Michael Jordan understood why LeBron James decided to leave Cleveland and team up with Dwyane Wade and Chris Bosh in Miami. However, in hindsight, Jordan likely would not have done the same if given the same choice.
Call it an old-school mentality, call it ego, call it what you want. Jordan didn’t take shortcuts. What made him such a great player was his incredible drive and extremely competitive nature. He wanted to be the best and refused to play second fiddle to anyone. Sure, he got cozy with lot of his peers during his playing days, but when it came time to compete on the basketball court MJ wanted to destroy all of them.
So, when Jordan, who retired in 2003, was asked what he thought about James’ decision to join forces with his All-Star friends in Miami, the six-time NBA champion who built his entire legacy with the Chicago Bulls said he simply couldn’t see himself teaming with Magic Johnson and Larry Bird just so he could win a championship. He wanted to do it on his own, as the No. 1 alpha dog.

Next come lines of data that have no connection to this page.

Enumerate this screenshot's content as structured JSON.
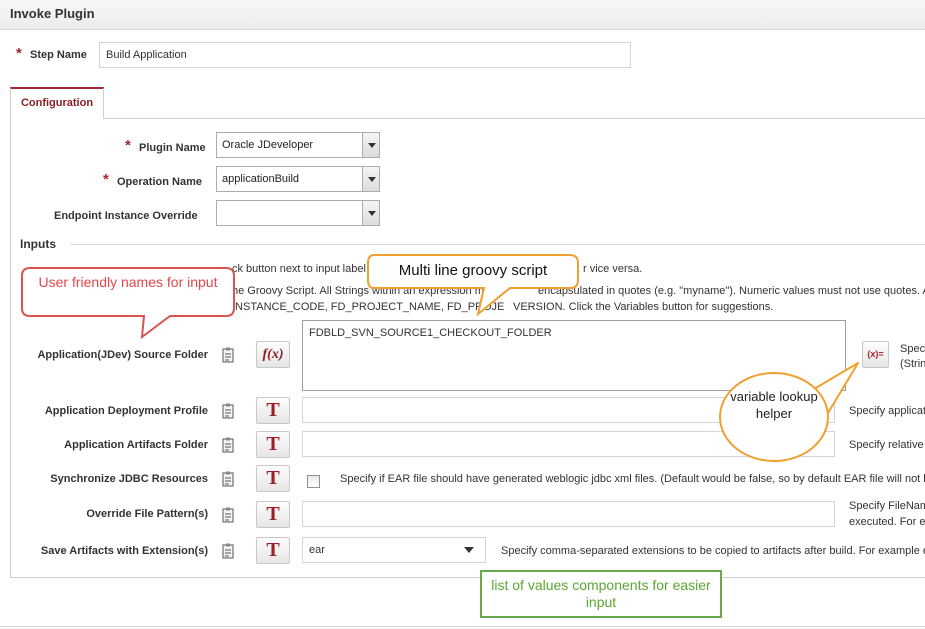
{
  "header": {
    "title": "Invoke Plugin"
  },
  "step": {
    "label": "Step Name",
    "value": "Build Application"
  },
  "tabs": [
    {
      "label": "Configuration"
    }
  ],
  "config": {
    "plugin_name": {
      "label": "Plugin Name",
      "value": "Oracle JDeveloper"
    },
    "operation_name": {
      "label": "Operation Name",
      "value": "applicationBuild"
    },
    "endpoint_override": {
      "label": "Endpoint Instance Override",
      "value": ""
    }
  },
  "inputs": {
    "title": "Inputs",
    "help_line1_a": "ck button next to input label t",
    "help_line1_b": "r vice versa.",
    "help_line2_a": "he Groovy Script. All Strings within an expression mu",
    "help_line2_b": "encapsulated in quotes (e.g. \"myname\"). Numeric values must not use quotes. All Vari",
    "help_line3_a": "INSTANCE_CODE, FD_PROJECT_NAME, FD_PROJE",
    "help_line3_b": "VERSION. Click the Variables button for suggestions.",
    "rows": [
      {
        "label": "Application(JDev) Source Folder",
        "value": "FDBLD_SVN_SOURCE1_CHECKOUT_FOLDER",
        "help1": "Speci",
        "help2": "(Strin"
      },
      {
        "label": "Application Deployment Profile",
        "value": "",
        "help1": "Specify applicat"
      },
      {
        "label": "Application Artifacts Folder",
        "value": "",
        "help1": "Specify relative"
      },
      {
        "label": "Synchronize JDBC Resources",
        "help1": "Specify if EAR file should have generated weblogic jdbc xml files. (Default would be false, so by default EAR file will not ha"
      },
      {
        "label": "Override File Pattern(s)",
        "value": "",
        "help1": "Specify FileNam",
        "help2": "executed. For e"
      },
      {
        "label": "Save Artifacts with Extension(s)",
        "value": "ear",
        "help1": "Specify comma-separated extensions to be copied to artifacts after build. For example e"
      }
    ],
    "buttons": {
      "fx": "f(x)",
      "T": "T",
      "var": "(x)="
    }
  },
  "callouts": {
    "user_friendly": "User friendly names for input",
    "groovy": "Multi line groovy script",
    "variable": "variable lookup helper",
    "lov": "list of values components for easier input"
  },
  "colors": {
    "accent": "#a5262d",
    "callout_red": "#d9534f",
    "callout_orange": "#f0a030",
    "callout_green": "#6aa84f"
  }
}
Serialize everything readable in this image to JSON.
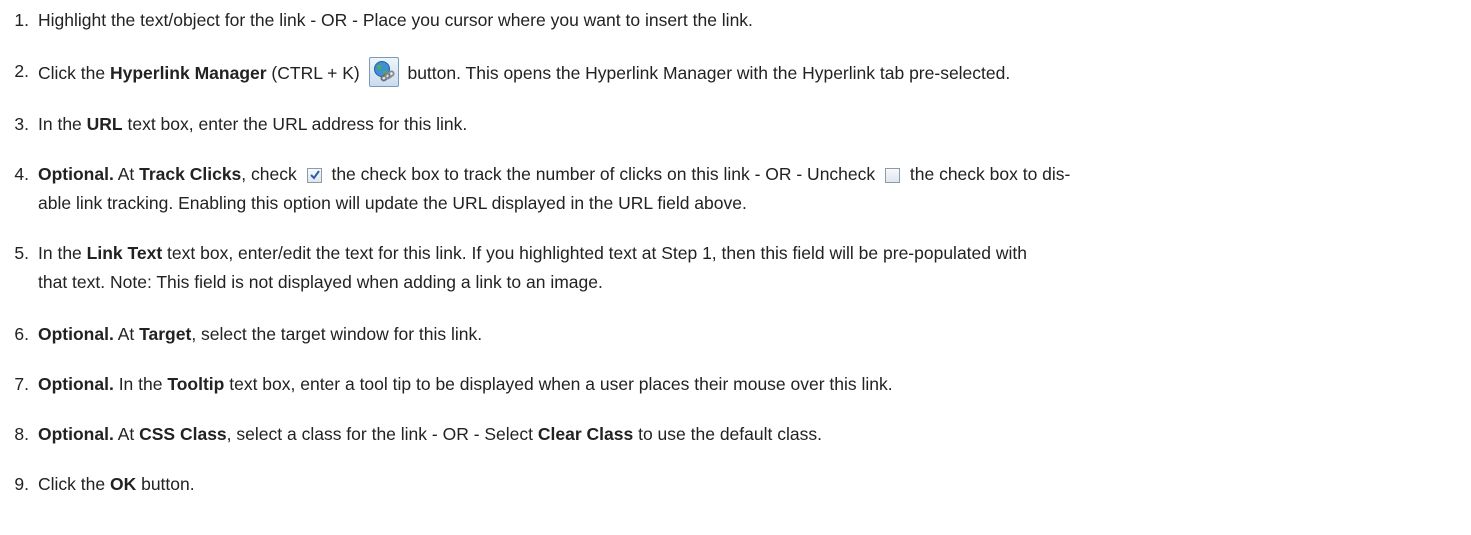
{
  "steps": [
    {
      "number": "1.",
      "text": "Highlight the text/object for the link - OR - Place you cursor where you want to insert the link."
    },
    {
      "number": "2.",
      "pre": "Click the ",
      "bold1": "Hyperlink Manager",
      "mid": " (CTRL + K) ",
      "icon": "hyperlink-manager-icon",
      "post": " button. This opens the Hyperlink Manager with the Hyperlink tab pre-selected."
    },
    {
      "number": "3.",
      "pre": "In the ",
      "bold1": "URL",
      "post": " text box, enter the URL address for this link."
    },
    {
      "number": "4.",
      "bold1": "Optional.",
      "a": " At ",
      "bold2": "Track Clicks",
      "b": ", check ",
      "checked_icon": "checked-checkbox-icon",
      "c": " the check box to track the number of clicks on this link - OR - Uncheck ",
      "unchecked_icon": "unchecked-checkbox-icon",
      "d": " the check box to dis-",
      "line2": "able link tracking. Enabling this option will update the URL displayed in the URL field above."
    },
    {
      "number": "5.",
      "pre": "In the ",
      "bold1": "Link Text",
      "post": " text box, enter/edit the text for this link. If you highlighted text at Step 1, then this field will be pre-populated with",
      "line2": "that text. Note: This field is not displayed when adding a link to an image."
    },
    {
      "number": "6.",
      "bold1": "Optional.",
      "a": " At ",
      "bold2": "Target",
      "b": ", select the target window for this link."
    },
    {
      "number": "7.",
      "bold1": "Optional.",
      "a": " In the ",
      "bold2": "Tooltip",
      "b": " text box, enter a tool tip to be displayed when a user places their mouse over this link."
    },
    {
      "number": "8.",
      "bold1": "Optional.",
      "a": " At ",
      "bold2": "CSS Class",
      "b": ", select a class for the link - OR - Select ",
      "bold3": "Clear Class",
      "c": " to use the default class."
    },
    {
      "number": "9.",
      "pre": "Click the ",
      "bold1": "OK",
      "post": " button."
    }
  ]
}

“I would have never called up Larry and called up Magic and say ‘Hey, let’s get together and play on one team.’ But things are different. I can’t say that’s a bad thing. That’s an opportunity those kids have today,” Jordan recently told NBC Sports in between rounds at the 2010 American Century Championship golf tournament in Lake Tahoe.
“In all honesty, I was trying to beat those guys [Larry and Magic],” Jordan continued. “I don’t know if they would have been on my team, if we would have been on one team.”

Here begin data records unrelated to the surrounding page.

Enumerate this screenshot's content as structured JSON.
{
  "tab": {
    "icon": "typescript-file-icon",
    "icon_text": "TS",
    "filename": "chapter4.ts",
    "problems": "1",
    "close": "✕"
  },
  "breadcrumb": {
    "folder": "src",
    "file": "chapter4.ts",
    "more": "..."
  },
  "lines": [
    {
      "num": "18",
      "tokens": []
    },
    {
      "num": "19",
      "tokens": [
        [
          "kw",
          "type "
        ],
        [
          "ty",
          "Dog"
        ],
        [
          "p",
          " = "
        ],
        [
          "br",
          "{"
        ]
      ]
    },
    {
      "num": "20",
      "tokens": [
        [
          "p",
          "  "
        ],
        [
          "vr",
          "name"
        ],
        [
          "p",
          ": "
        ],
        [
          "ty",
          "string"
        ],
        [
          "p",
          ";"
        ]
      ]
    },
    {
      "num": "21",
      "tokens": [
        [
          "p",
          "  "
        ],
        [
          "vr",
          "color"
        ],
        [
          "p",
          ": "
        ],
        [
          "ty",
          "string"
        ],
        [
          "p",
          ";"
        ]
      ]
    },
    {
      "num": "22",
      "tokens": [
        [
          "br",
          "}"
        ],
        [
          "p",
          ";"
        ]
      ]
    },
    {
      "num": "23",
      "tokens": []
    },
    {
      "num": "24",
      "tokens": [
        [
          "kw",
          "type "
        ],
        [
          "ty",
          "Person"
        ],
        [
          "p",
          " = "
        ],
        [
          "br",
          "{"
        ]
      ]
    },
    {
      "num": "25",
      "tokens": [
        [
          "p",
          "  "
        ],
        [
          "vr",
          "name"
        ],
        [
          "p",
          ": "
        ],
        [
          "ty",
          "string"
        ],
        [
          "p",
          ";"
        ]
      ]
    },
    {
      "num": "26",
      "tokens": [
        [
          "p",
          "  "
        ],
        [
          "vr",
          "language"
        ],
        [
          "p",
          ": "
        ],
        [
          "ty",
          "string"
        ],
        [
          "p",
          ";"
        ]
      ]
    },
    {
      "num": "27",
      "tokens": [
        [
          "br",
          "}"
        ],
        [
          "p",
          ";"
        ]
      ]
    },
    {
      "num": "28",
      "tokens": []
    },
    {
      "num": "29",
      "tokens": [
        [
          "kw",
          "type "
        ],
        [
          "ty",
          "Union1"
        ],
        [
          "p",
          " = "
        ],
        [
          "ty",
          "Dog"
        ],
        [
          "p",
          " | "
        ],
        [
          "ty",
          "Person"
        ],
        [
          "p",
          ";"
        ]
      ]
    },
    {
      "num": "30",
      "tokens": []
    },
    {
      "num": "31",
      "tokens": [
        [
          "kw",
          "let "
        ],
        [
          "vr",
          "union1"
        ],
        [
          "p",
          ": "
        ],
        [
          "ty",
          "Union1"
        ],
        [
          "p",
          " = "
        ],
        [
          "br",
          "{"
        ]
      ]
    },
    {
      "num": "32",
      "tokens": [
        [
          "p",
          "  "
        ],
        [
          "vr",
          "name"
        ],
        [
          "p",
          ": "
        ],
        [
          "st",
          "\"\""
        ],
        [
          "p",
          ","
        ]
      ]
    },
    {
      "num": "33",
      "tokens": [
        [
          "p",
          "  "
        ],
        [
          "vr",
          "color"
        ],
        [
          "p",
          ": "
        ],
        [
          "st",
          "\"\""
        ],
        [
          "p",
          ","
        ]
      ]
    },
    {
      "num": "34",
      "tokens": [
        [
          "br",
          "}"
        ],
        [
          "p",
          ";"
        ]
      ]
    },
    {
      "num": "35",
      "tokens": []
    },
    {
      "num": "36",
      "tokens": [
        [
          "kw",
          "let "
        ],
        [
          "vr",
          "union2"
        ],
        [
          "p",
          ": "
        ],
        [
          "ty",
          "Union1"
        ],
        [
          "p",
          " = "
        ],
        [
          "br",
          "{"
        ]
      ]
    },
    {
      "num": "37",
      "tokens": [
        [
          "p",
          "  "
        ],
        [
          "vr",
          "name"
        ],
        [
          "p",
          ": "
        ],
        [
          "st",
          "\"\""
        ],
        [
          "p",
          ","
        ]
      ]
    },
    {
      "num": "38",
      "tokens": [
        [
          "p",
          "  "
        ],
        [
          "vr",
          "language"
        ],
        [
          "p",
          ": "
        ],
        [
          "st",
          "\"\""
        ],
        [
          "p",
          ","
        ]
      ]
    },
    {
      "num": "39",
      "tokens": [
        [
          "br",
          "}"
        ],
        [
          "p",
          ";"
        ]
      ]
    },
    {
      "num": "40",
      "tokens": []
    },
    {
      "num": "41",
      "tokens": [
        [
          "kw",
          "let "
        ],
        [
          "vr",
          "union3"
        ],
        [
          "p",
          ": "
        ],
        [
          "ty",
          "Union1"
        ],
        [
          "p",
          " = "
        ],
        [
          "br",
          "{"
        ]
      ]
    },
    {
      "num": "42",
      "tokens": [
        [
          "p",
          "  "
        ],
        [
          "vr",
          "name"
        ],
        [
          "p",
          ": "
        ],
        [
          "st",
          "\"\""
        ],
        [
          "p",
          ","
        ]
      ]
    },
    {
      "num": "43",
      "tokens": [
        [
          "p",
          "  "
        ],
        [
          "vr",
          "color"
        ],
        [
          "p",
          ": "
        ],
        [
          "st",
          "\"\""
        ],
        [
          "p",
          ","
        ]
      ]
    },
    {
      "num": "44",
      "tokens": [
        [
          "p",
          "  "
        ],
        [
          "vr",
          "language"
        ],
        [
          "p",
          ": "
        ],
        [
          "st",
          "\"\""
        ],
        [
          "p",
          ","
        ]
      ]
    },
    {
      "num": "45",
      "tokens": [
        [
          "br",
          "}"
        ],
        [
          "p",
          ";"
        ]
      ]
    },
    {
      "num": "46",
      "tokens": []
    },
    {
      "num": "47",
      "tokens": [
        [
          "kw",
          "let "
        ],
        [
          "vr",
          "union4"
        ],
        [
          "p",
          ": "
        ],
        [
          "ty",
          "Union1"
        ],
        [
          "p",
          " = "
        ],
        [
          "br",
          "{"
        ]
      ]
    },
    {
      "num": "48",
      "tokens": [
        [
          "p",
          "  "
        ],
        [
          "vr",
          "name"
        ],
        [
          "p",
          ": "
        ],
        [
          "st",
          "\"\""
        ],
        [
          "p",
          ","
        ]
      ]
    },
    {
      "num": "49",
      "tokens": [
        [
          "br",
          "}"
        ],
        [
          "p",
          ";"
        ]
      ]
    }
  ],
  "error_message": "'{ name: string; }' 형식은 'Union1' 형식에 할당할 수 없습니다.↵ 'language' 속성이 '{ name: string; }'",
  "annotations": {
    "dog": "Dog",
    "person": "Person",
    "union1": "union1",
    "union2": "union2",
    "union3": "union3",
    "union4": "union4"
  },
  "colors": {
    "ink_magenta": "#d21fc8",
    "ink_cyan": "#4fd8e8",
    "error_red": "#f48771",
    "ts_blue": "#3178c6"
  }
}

The idea of “if you can’t beat them, join them” approach was never an option for Jordan. Magic and Bird would never subscribe to that either. All three MVPs had too much pride to hitch on someone else’s championship wagon. It would have been real easy for Jordan to join either Magic’s team in L.A. or Bird’s team in Boston while he was chasing his first NBA title. But he didn’t.
Jordan suffered through miserable playoff defeats to the Celtics and the Detroit Pistons during the first six seasons of his career before finally getting over the hump in his seventh year when his Bulls defeated Magic’s Lakers in 1991.

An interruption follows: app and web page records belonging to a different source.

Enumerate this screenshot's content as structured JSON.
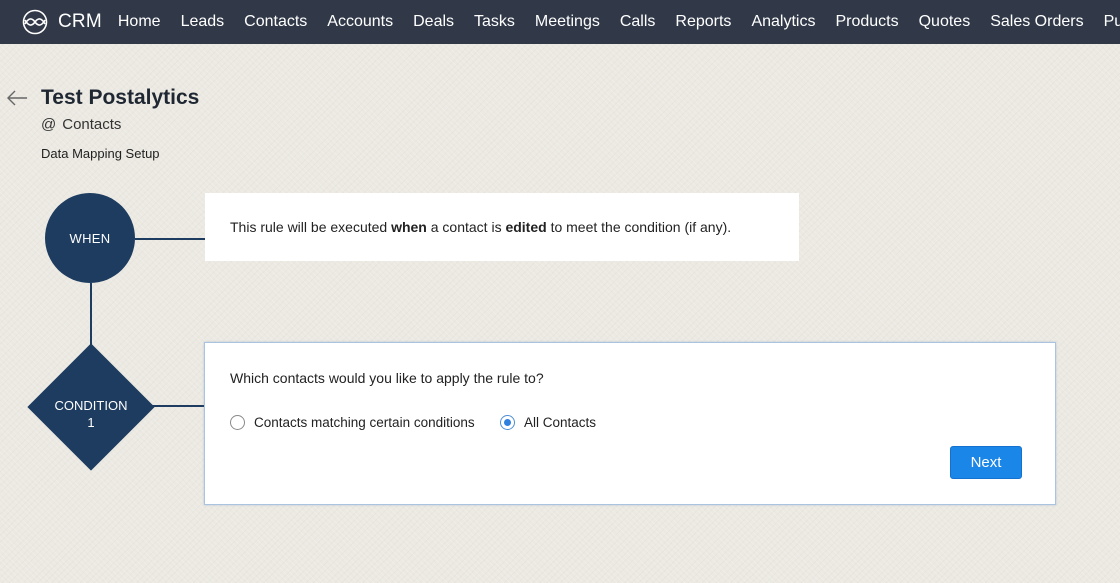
{
  "topnav": {
    "brand": "CRM",
    "items": [
      "Home",
      "Leads",
      "Contacts",
      "Accounts",
      "Deals",
      "Tasks",
      "Meetings",
      "Calls",
      "Reports",
      "Analytics",
      "Products",
      "Quotes",
      "Sales Orders",
      "Purc"
    ]
  },
  "header": {
    "title": "Test Postalytics",
    "module_prefix": "@",
    "module": "Contacts",
    "subtitle": "Data Mapping Setup"
  },
  "flow": {
    "when_label": "WHEN",
    "condition_label_line1": "CONDITION",
    "condition_label_line2": "1",
    "when_text": {
      "part1": "This rule will be executed ",
      "bold1": "when",
      "part2": " a contact is ",
      "bold2": "edited",
      "part3": " to meet the condition (if any)."
    },
    "condition_question": "Which contacts would you like to apply the rule to?",
    "options": [
      {
        "label": "Contacts matching certain conditions",
        "selected": false
      },
      {
        "label": "All Contacts",
        "selected": true
      }
    ],
    "next_label": "Next"
  },
  "colors": {
    "nav_bg": "#313949",
    "node_bg": "#1d3c60",
    "primary_button": "#1a86e8"
  },
  "icons": {
    "brand_logo": "crm-logo-icon",
    "back": "back-arrow-icon"
  }
}
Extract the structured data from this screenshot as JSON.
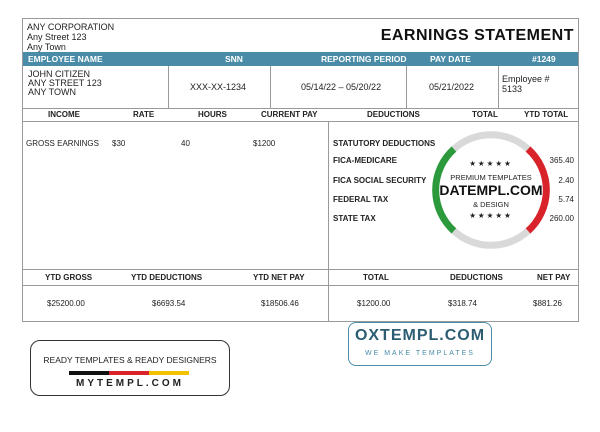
{
  "company": {
    "name": "ANY CORPORATION",
    "street": "Any Street 123",
    "town": "Any Town"
  },
  "title": "EARNINGS STATEMENT",
  "header_bar": {
    "employee_name": "EMPLOYEE NAME",
    "ssn": "SNN",
    "period": "REPORTING PERIOD",
    "pay_date": "PAY DATE",
    "number": "#1249"
  },
  "employee": {
    "name": "JOHN CITIZEN",
    "street": "ANY STREET 123",
    "town": "ANY TOWN",
    "ssn": "XXX-XX-1234",
    "period": "05/14/22 – 05/20/22",
    "pay_date": "05/21/2022",
    "emp_label": "Employee #",
    "emp_id": "5133"
  },
  "columns": {
    "income": "INCOME",
    "rate": "RATE",
    "hours": "HOURS",
    "current_pay": "CURRENT PAY",
    "deductions": "DEDUCTIONS",
    "total": "TOTAL",
    "ytd_total": "YTD TOTAL"
  },
  "earnings": [
    {
      "label": "GROSS EARNINGS",
      "rate": "$30",
      "hours": "40",
      "pay": "$1200"
    }
  ],
  "deductions": {
    "heading": "STATUTORY DEDUCTIONS",
    "items": [
      {
        "label": "FICA-MEDICARE",
        "ytd": "365.40"
      },
      {
        "label": "FICA SOCIAL SECURITY",
        "ytd": "2.40"
      },
      {
        "label": "FEDERAL TAX",
        "ytd": "5.74"
      },
      {
        "label": "STATE TAX",
        "ytd": "260.00"
      }
    ]
  },
  "footer_headers": {
    "ytd_gross": "YTD GROSS",
    "ytd_deductions": "YTD DEDUCTIONS",
    "ytd_net": "YTD NET PAY",
    "total": "TOTAL",
    "deductions": "DEDUCTIONS",
    "net_pay": "NET PAY"
  },
  "footer_values": {
    "ytd_gross": "$25200.00",
    "ytd_deductions": "$6693.54",
    "ytd_net": "$18506.46",
    "total": "$1200.00",
    "deductions": "$318.74",
    "net_pay": "$881.26"
  },
  "stamp": {
    "stars": "★★★★★",
    "line1": "PREMIUM TEMPLATES",
    "brand": "DATEMPL.COM",
    "line3": "& DESIGN",
    "stars2": "★★★★★"
  },
  "badge_left": {
    "line1": "READY TEMPLATES & READY DESIGNERS",
    "line2": "MYTEMPL.COM"
  },
  "badge_right": {
    "line1": "OXTEMPL.COM",
    "line2": "WE MAKE TEMPLATES"
  }
}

The only exception to the rule was the 1992 Olympics when Jordan, Magic and Bird wore the same uniform for Team USA, and they were joined by fellow All-Stars Charles Barkley, Patrick Ewing, David Robinson, Karl Malone, John Stockton, Chris Mullin, Scottie Pippen and Clyde Drexler.
“When you look at the Dream Team, obviously, we were all on that team,” Jordan said. “But it wasn’t too much of a competitive thing.”
LeBron James says he keeps tabs of all the nay-sayers and will probably post some of them in his Heat locker for motivation. Though James holds Jordan in high regard, MJ’s latest comment could be bulletin-board material and the Charlotte Bobcats (Jordan’s team) could be in a heap of trouble.